Dear Thomas,

That’s an interesting question; I don’t know of any really interesting analogues of nonlinear PDE phenomena in finite characteristic, though given how much algebraic structure there is in completely integrable systems such as KdV I would not be surprised if some version of complete integrability is meaningful in that setting. On the other hand, there are certainly discrete analogues of the KdV or NLS equations in which space (and sometimes time) is replaced with a discrete space such as , and then by restricting attention to spatially periodic solutions one can then study such evolutions on for various p. But in all such situations, the solutions remain complex-valued or real-valued, so it is not a true finite characteristic ps ituation.

26 February, 2008 at 7:24 am

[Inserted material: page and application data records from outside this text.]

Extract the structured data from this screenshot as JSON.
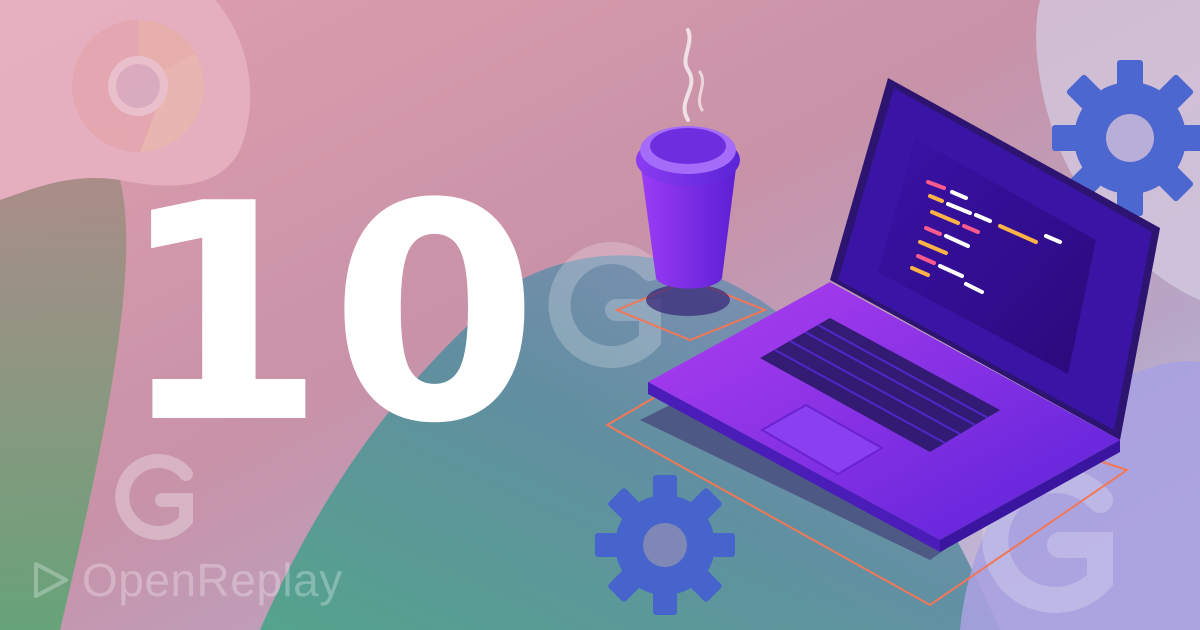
{
  "headline": {
    "number": "10"
  },
  "brand": {
    "name": "OpenReplay",
    "icon": "play-triangle-icon"
  },
  "decor": {
    "icons": [
      "chrome-logo-icon",
      "google-g-icon",
      "gear-icon",
      "coffee-cup-icon",
      "laptop-icon"
    ]
  },
  "colors": {
    "pink": "#d88a9c",
    "green": "#5ea178",
    "teal": "#4f9a96",
    "lavender": "#b7a6c7",
    "purple": "#7a2ce0",
    "gear_blue": "#4c67cf",
    "orange_outline": "#f27757"
  }
}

Thomas RiepeDear Terence,

I just found some links mentioning such analogies of solitons:

http://noncommutativegeometry.blogspot.com/2007/02/physics-in-finite-characteristic.html

Drinfelds construction is explained here:

http://www.uni-math.gwdg.de/wiedmann/Diss_Englisch/master.pdf

a short notice:

http://www.ams.org/notices/200301/what-is.pdf

Unfortunately I found the article by Mumford “An algebrao-geometric construction…” mentioned there not online. Do you know where to find it on the web?

Best,

Thomas

13 February, 2009 at 12:44 pm

buffalo bizonDear Weidig,

Are these stable: Gravitational solitons and the squashed 7-sphere,

Classical Quantum Gravity 24 (2007), no. 18.

14 February, 2009 at 7:11 am

dr twotwoHi Weidig,

4th order KdV has a one-parameter family of solitons with radiating tails. How to choose the stable one?

16 February, 2009 at 12:23 am

howdy serfausHi Thomas,

I wonder why physicists name some patterns as soliton-stripes. Probably because interfaces are joined by smooth layers. If you are interested in patterns, some of them are complicated, e.g., Deformations of the gyroid and lidinoid minimal surfaces, Pacific J. Math. 235 (2008), no. 1.

16 February, 2009 at 7:30 am

rational gammaHi Thomas,

In char p no, in amonic groups yes.

17 February, 2009 at 12:50 pm

scoopeer mvngsndsHi Thomas,

Mumford’s forthcoming article is about sth else: apparently, Fitzhugh-Nagumo pulses have the symbol of a stable rhombic pattern, found recently (published in Phys. Rev. by some Koreans). Thus it is a minimizer of an unknown order variational thermodynamics functional, an extension of the Ginzburg-Landau one. I heard it will be presented in Canberra.

29 September, 2015 at 9:50 pm

A sequence not found in the OEIS: part 3 | The indefinite, the definite, and so forth.[…] Inspired by this posting. […]

15 December, 2017 at 2:01 am

Everyday entropy: soliton – bonefactory[…] don’t create an observable interference pattern, they just appear as a larger individual. As Terry Tao describes them, “solitons lie at the exact balancing point between dispersion (the tendency of waves of […]